(Dataset entries)
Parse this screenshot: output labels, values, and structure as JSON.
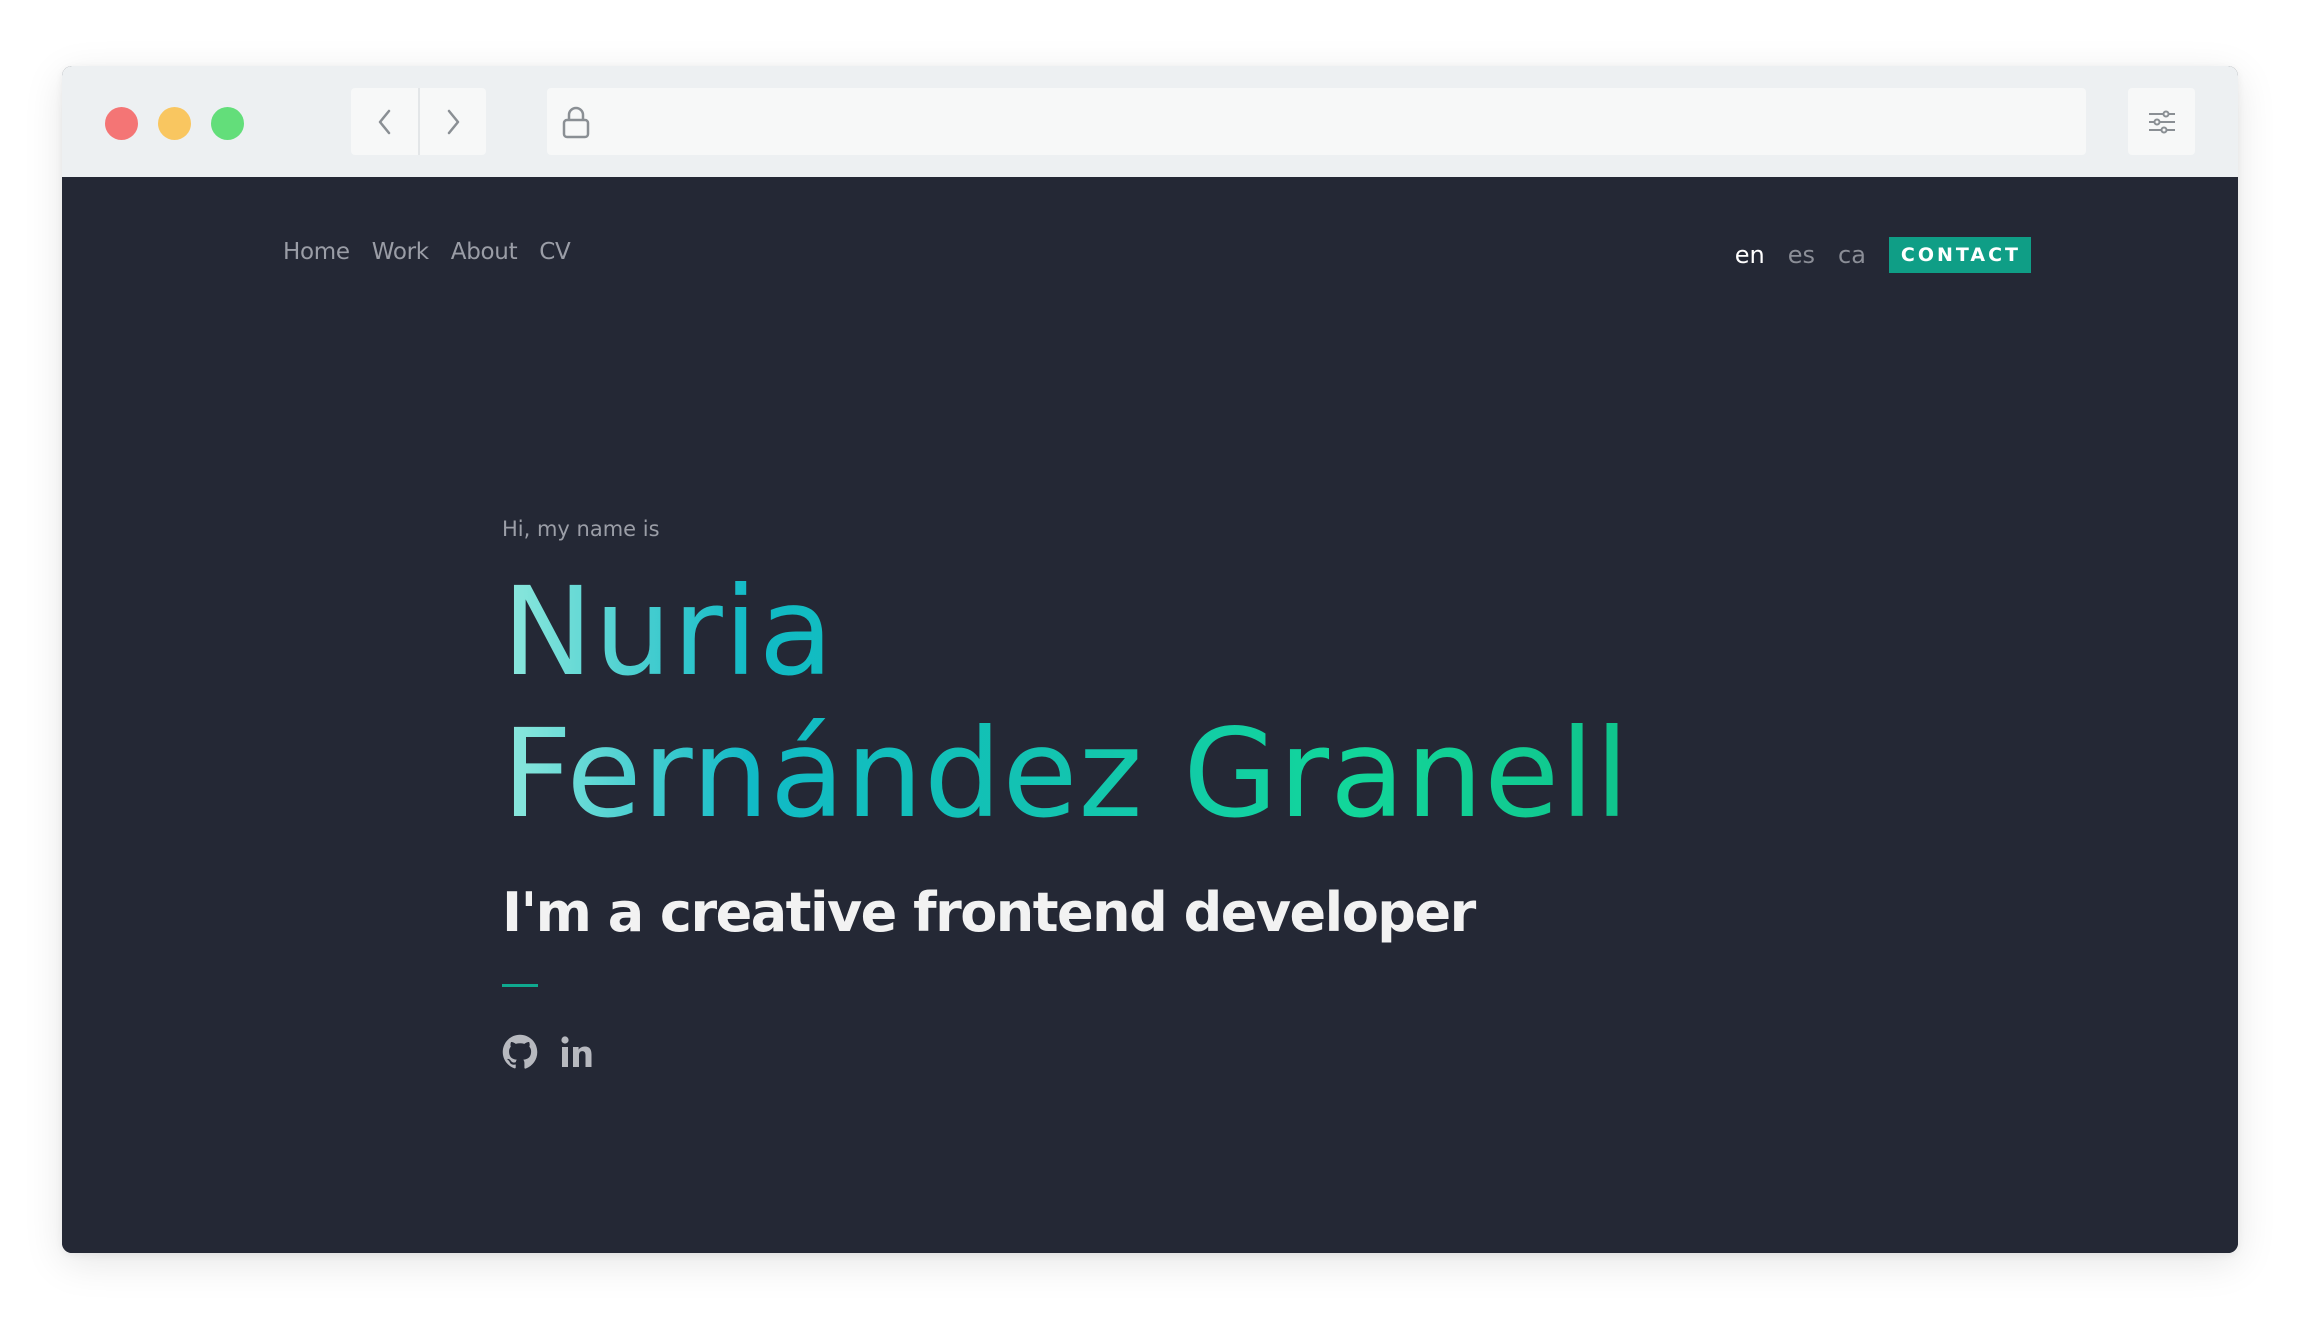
{
  "browser": {
    "controls": [
      "close",
      "minimize",
      "maximize"
    ],
    "back_icon": "chevron-left-icon",
    "forward_icon": "chevron-right-icon",
    "url_icon": "lock-icon",
    "url": "",
    "menu_icon": "sliders-icon"
  },
  "site": {
    "nav": [
      {
        "label": "Home"
      },
      {
        "label": "Work"
      },
      {
        "label": "About"
      },
      {
        "label": "CV"
      }
    ],
    "languages": [
      {
        "label": "en",
        "active": true
      },
      {
        "label": "es",
        "active": false
      },
      {
        "label": "ca",
        "active": false
      }
    ],
    "contact_label": "CONTACT"
  },
  "hero": {
    "greeting": "Hi, my name is",
    "name_line1": "Nuria",
    "name_line2": "Fernández Granell",
    "tagline": "I'm a creative frontend developer",
    "social": [
      {
        "icon": "github-icon"
      },
      {
        "icon": "linkedin-icon"
      }
    ]
  },
  "colors": {
    "background": "#242835",
    "accent": "#0f9e86",
    "gradient_start": "#8ee8dd",
    "gradient_end": "#10c48c"
  }
}
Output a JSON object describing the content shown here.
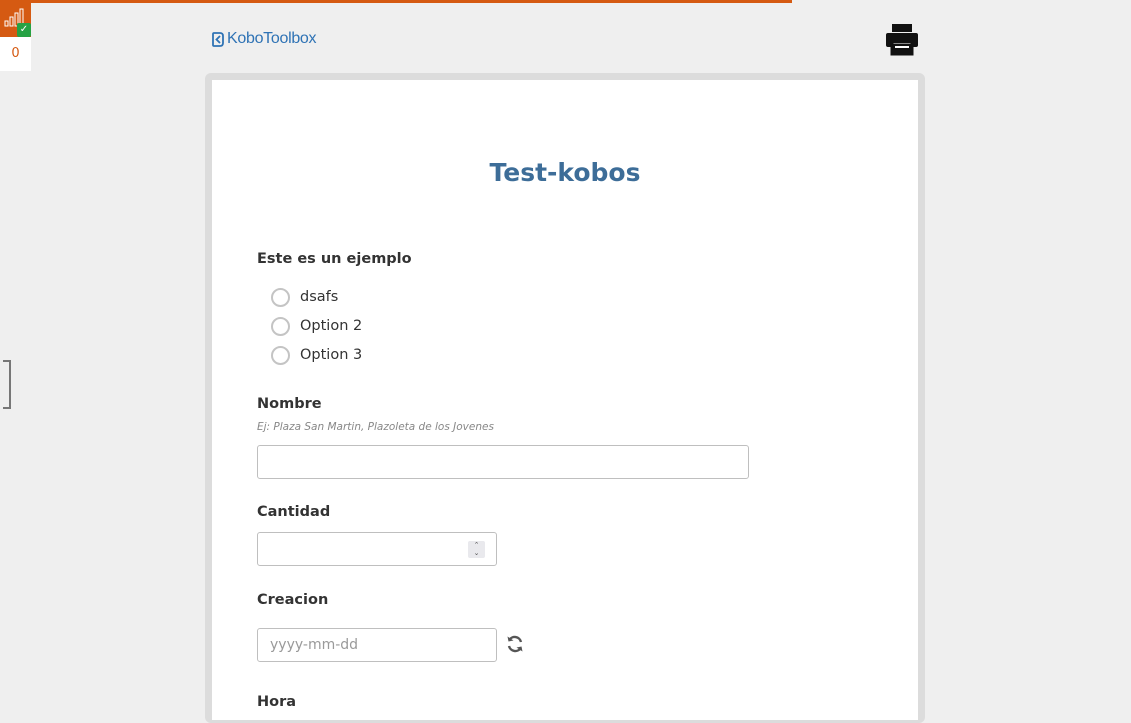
{
  "progress": {
    "fraction": 0.7,
    "color": "#d55a12"
  },
  "queue_widget": {
    "count": "0",
    "icons": [
      "signal-bars-icon",
      "check-icon"
    ]
  },
  "header": {
    "logo_text": "KoboToolbox",
    "print_icon": "printer-icon"
  },
  "form": {
    "title": "Test-kobos",
    "questions": {
      "ejemplo": {
        "label": "Este es un ejemplo",
        "options": [
          "dsafs",
          "Option 2",
          "Option 3"
        ]
      },
      "nombre": {
        "label": "Nombre",
        "hint": "Ej: Plaza San Martin, Plazoleta de los Jovenes",
        "value": ""
      },
      "cantidad": {
        "label": "Cantidad",
        "value": ""
      },
      "creacion": {
        "label": "Creacion",
        "placeholder": "yyyy-mm-dd",
        "refresh_icon": "refresh-icon"
      },
      "hora": {
        "label": "Hora"
      }
    }
  },
  "colors": {
    "accent": "#d55a12",
    "title": "#3d6d98",
    "logo": "#2f73b5",
    "success": "#25a244"
  }
}
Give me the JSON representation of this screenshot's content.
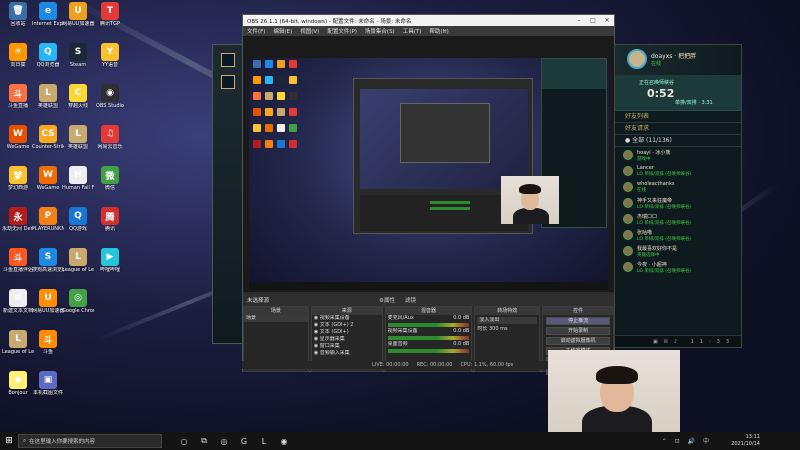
{
  "desktop_icons": [
    {
      "label": "回收站",
      "glyph": "🗑",
      "color": "#3a6ea5"
    },
    {
      "label": "Internet Explorer",
      "glyph": "e",
      "color": "#1e88e5"
    },
    {
      "label": "网易UU加速器",
      "glyph": "U",
      "color": "#f0a020"
    },
    {
      "label": "腾讯TGP",
      "glyph": "T",
      "color": "#e53935"
    },
    {
      "label": "向日葵",
      "glyph": "☀",
      "color": "#ff9800"
    },
    {
      "label": "QQ浏览器",
      "glyph": "Q",
      "color": "#29b6f6"
    },
    {
      "label": "Steam",
      "glyph": "S",
      "color": "#1b2838"
    },
    {
      "label": "YY语音",
      "glyph": "Y",
      "color": "#fbc02d"
    },
    {
      "label": "斗鱼直播",
      "glyph": "斗",
      "color": "#ff7043"
    },
    {
      "label": "英雄联盟",
      "glyph": "L",
      "color": "#c8aa6e"
    },
    {
      "label": "穿越火线",
      "glyph": "C",
      "color": "#fdd835"
    },
    {
      "label": "OBS Studio",
      "glyph": "◉",
      "color": "#302e31"
    },
    {
      "label": "WeGame",
      "glyph": "W",
      "color": "#e65100"
    },
    {
      "label": "Counter-Strike Global Off",
      "glyph": "CS",
      "color": "#f9a825"
    },
    {
      "label": "英雄联盟",
      "glyph": "L",
      "color": "#c8aa6e"
    },
    {
      "label": "网易云音乐",
      "glyph": "♫",
      "color": "#e53935"
    },
    {
      "label": "梦幻西游",
      "glyph": "梦",
      "color": "#fbc02d"
    },
    {
      "label": "WeGame",
      "glyph": "W",
      "color": "#ef6c00"
    },
    {
      "label": "Human Fall Flat",
      "glyph": "H",
      "color": "#eeeeee"
    },
    {
      "label": "微信",
      "glyph": "微",
      "color": "#43a047"
    },
    {
      "label": "永劫无间 Demo",
      "glyph": "永",
      "color": "#b71c1c"
    },
    {
      "label": "PLAYERUNKNOWN BATTLEGR",
      "glyph": "P",
      "color": "#f57f17"
    },
    {
      "label": "QQ游戏",
      "glyph": "Q",
      "color": "#1976d2"
    },
    {
      "label": "腾讯",
      "glyph": "腾",
      "color": "#d32f2f"
    },
    {
      "label": "斗鱼直播伴侣",
      "glyph": "斗",
      "color": "#ff5722"
    },
    {
      "label": "搜狗高速浏览器",
      "glyph": "S",
      "color": "#1e88e5"
    },
    {
      "label": "League of Legends",
      "glyph": "L",
      "color": "#c8aa6e"
    },
    {
      "label": "哔哩哔哩",
      "glyph": "▶",
      "color": "#26c6da"
    },
    {
      "label": "新建文本文档",
      "glyph": "≡",
      "color": "#eeeeee"
    },
    {
      "label": "网易UU加速器",
      "glyph": "U",
      "color": "#ff8f00"
    },
    {
      "label": "Google Chrome",
      "glyph": "◎",
      "color": "#43a047"
    },
    {
      "label": "",
      "glyph": "",
      "color": "transparent"
    },
    {
      "label": "League of Legends",
      "glyph": "L",
      "color": "#c8aa6e"
    },
    {
      "label": "斗鱼",
      "glyph": "斗",
      "color": "#fb8c00"
    },
    {
      "label": "",
      "glyph": "",
      "color": "transparent"
    },
    {
      "label": "",
      "glyph": "",
      "color": "transparent"
    },
    {
      "label": "Bonjour",
      "glyph": "◆",
      "color": "#fff176"
    },
    {
      "label": "本机截图文件",
      "glyph": "▣",
      "color": "#5c6bc0"
    }
  ],
  "obs": {
    "title": "OBS 26.1.1 (64-bit, windows) - 配置文件: 未命名 - 场景: 未命名",
    "menu": [
      "文件(F)",
      "编辑(E)",
      "视图(V)",
      "配置文件(P)",
      "场景集合(S)",
      "工具(T)",
      "帮助(H)"
    ],
    "no_source_label": "未选择源",
    "toolbar": {
      "props": "⚙属性",
      "filters": "滤镜"
    },
    "docks": {
      "scenes": {
        "title": "场景",
        "items": [
          "场景"
        ]
      },
      "sources": {
        "title": "来源",
        "items": [
          "视频采集设备",
          "文本 (GDI+) 2",
          "文本 (GDI+)",
          "显示器采集",
          "窗口采集",
          "音频输入采集"
        ]
      },
      "mixer": {
        "title": "混音器",
        "channels": [
          {
            "name": "麦克风/Aux",
            "db": "0.0 dB"
          },
          {
            "name": "视频采集设备",
            "db": "0.0 dB"
          },
          {
            "name": "桌面音频",
            "db": "0.0 dB"
          }
        ]
      },
      "transitions": {
        "title": "转场特效",
        "type": "淡入淡出",
        "duration_label": "时长",
        "duration": "300 ms"
      },
      "controls": {
        "title": "控件",
        "buttons": [
          "停止推流",
          "开始录制",
          "启动虚拟摄像机",
          "工作室模式",
          "设置",
          "退出"
        ]
      }
    },
    "status": {
      "live": "LIVE: 00:00:00",
      "rec": "REC: 00:00:00",
      "cpu": "CPU: 1.1%, 60.00 fps"
    }
  },
  "lol": {
    "top_numbers": [
      "150",
      "9001"
    ],
    "summoner_name": "doayxs · 把把胖",
    "summoner_status": "在线",
    "game_label": "正在召唤师峡谷",
    "game_timer": "0:52",
    "game_sub": "单排/双排 · 3:31",
    "friends_header": "好友列表",
    "requests_header": "好友请求",
    "group_header": "● 全部 (11/136)",
    "friends": [
      {
        "name": "hoayi · 冰小熊",
        "status": "游戏中"
      },
      {
        "name": "Lancer",
        "status": "LO 单排/双排 (召唤师峡谷)"
      },
      {
        "name": "wholeacthanks",
        "status": "在线"
      },
      {
        "name": "神手又来狂魔帝",
        "status": "LO 单排/双排 (召唤师峡谷)"
      },
      {
        "name": "杰瑞口口",
        "status": "LO 单排/双排 (召唤师峡谷)"
      },
      {
        "name": "张咕噜",
        "status": "LO 单排/双排 (召唤师峡谷)"
      },
      {
        "name": "我最喜欢好你不是",
        "status": "英雄选择中"
      },
      {
        "name": "今夜 · 小超神",
        "status": "LO 单排/双排 (召唤师峡谷)"
      }
    ],
    "footer_time": "11:33"
  },
  "taskbar": {
    "start_glyph": "⊞",
    "search_placeholder": "在这里输入你要搜索的内容",
    "apps": [
      "○",
      "⧉",
      "◎",
      "G",
      "L",
      "◉"
    ],
    "tray_icons": "⌃ ⊡ 🔊 中",
    "time": "13:11",
    "date": "2021/10/14"
  }
}
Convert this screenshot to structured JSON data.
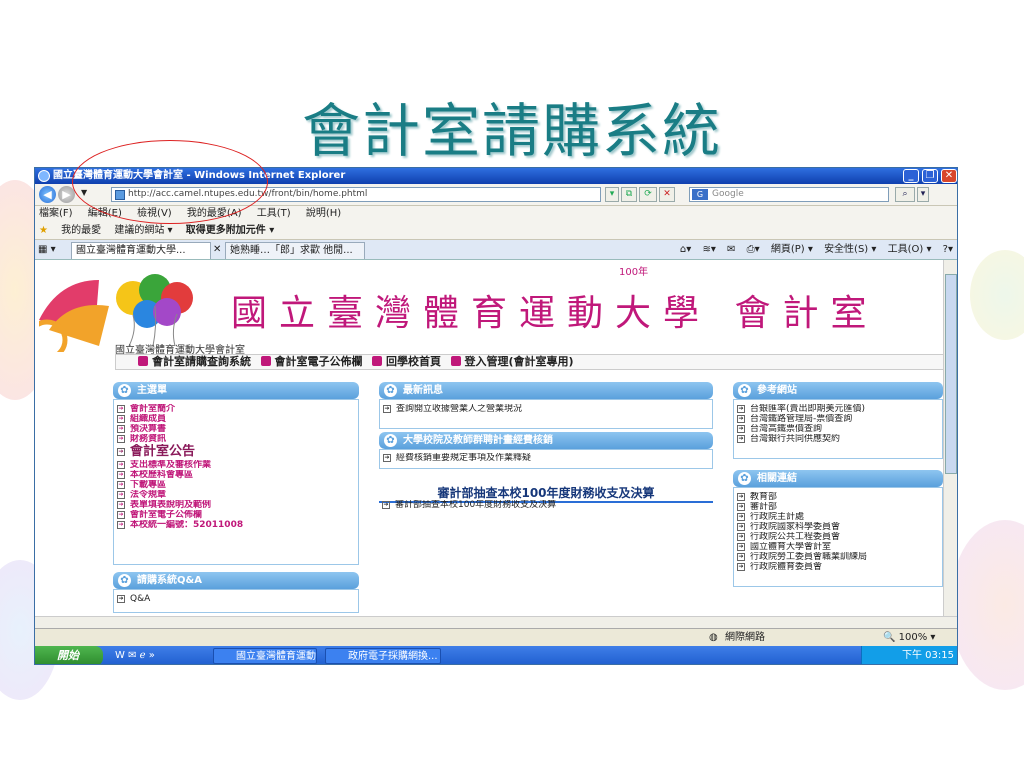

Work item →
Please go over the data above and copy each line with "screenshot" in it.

Solved exercise →
Parse this screenshot: output labels, values, and structure as JSON.
Give me the JSON representation of this screenshot's content.
Convert this screenshot to structured JSON data.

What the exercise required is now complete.